There's an article in this week's issue of Nature on The textbook of the future.
Most of the article is about a Kindle version of science textbooks.
Another drawback of current e-readers is that they have small black-and-white displays, just a little larger than 9 by 12 centimetres. This makes them unsuited to most science textbooks, which typically have large pages and colourful graphics. "The market is not likely to expand until the e-readers improve," says Hegarty.Publishers are experimenting with ways of delivering their textbooks electronically (e.g. CourseSmart) but there are still problems to be solved.
Competing ideas, such as Wiki's that replace textbooks, have a long way to go before they become a threat to the textbook market [Wikibooks: Biochemistry]. Besides, there are other problems that need to be solved.
For now these free textbooks remain a cottage industry, says Esposito. Wikipedia-like volunteer efforts are much better suited to self-contained modules that are small enough for an individual to see through from A to Z. But a textbook demands a coherent overall structure and coordination between sections. That is why creating one has always been a major undertaking, demanding long-term commitments by publishers — who need to make a profit — and by authors who usually want to be paid for their effort.I think there's going to be a way to make cheaper electronic versions of textbooks and still compensate the people who do all the work. I'm not sure how it's going to work but I'd love to put my book on a website where I can make changes quickly and get instant feedback from the users.
Still, perhaps 'free' and 'profitable' need not be a contradiction in terms. One group of veteran textbook publishing executives is trying to put open textbooks on a solid commercial footing. In 2007 they created Flat World Knowledge, based in Nyack, New York, and in January 2009 rolled out the first of the 21 textbooks they have in development so far. The texts are written by some 40 domain experts who will be paid 20% of royalties. The company also plans to make its content available via Kindle and other e-readers. All its content will be free to reuse for non-commercial purposes under a creative commons licence.

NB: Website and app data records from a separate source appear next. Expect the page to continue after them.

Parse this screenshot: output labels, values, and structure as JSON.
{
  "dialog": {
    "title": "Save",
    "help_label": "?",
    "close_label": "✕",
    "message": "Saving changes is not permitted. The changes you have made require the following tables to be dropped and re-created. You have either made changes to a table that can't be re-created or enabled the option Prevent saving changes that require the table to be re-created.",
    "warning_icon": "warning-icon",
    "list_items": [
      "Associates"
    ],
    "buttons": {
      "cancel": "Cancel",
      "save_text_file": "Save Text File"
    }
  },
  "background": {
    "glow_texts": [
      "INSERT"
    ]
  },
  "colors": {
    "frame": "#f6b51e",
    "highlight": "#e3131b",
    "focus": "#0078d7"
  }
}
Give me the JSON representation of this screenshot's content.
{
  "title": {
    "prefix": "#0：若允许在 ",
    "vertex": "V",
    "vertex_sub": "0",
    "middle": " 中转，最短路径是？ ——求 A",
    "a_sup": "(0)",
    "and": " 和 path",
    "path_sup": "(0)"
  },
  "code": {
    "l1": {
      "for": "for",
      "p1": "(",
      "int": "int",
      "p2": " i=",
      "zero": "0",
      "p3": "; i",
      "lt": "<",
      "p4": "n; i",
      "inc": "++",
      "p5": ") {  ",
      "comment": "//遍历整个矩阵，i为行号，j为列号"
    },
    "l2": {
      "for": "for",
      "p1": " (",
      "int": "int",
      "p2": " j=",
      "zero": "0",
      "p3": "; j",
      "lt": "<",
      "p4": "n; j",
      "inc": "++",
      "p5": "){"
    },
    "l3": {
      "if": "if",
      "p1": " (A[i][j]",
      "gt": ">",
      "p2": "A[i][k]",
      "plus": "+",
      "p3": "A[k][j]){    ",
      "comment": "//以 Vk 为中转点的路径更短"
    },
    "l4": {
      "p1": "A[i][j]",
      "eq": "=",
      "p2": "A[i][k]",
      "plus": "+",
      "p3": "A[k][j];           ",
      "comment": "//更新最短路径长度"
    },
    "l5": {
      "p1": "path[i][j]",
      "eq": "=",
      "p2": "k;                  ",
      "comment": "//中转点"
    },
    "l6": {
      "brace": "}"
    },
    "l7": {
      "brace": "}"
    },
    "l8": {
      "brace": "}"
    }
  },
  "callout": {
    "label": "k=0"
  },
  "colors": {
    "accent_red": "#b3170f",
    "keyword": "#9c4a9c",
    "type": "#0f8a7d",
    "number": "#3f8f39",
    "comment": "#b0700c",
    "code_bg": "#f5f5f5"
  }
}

Eric Frank, Flat World's co-founder, says that the strategy is to attract greater use by giving the e-textbooks away — the initial targets are the high-volume texts for first-year students — and then look for profit from students' purchase of print-on-demand versions at $29.95 for black and white, and $59.95 for colour. Students can copy and use the electronic content in any way they wish, says Frank. "Cheap prices are the most effective digital-rights management," he says. "We want to avoid a digital-rights war with students." The company also hopes to make money by licensing its content to commercial companies, such as distance-learning outfits and course-management software firms.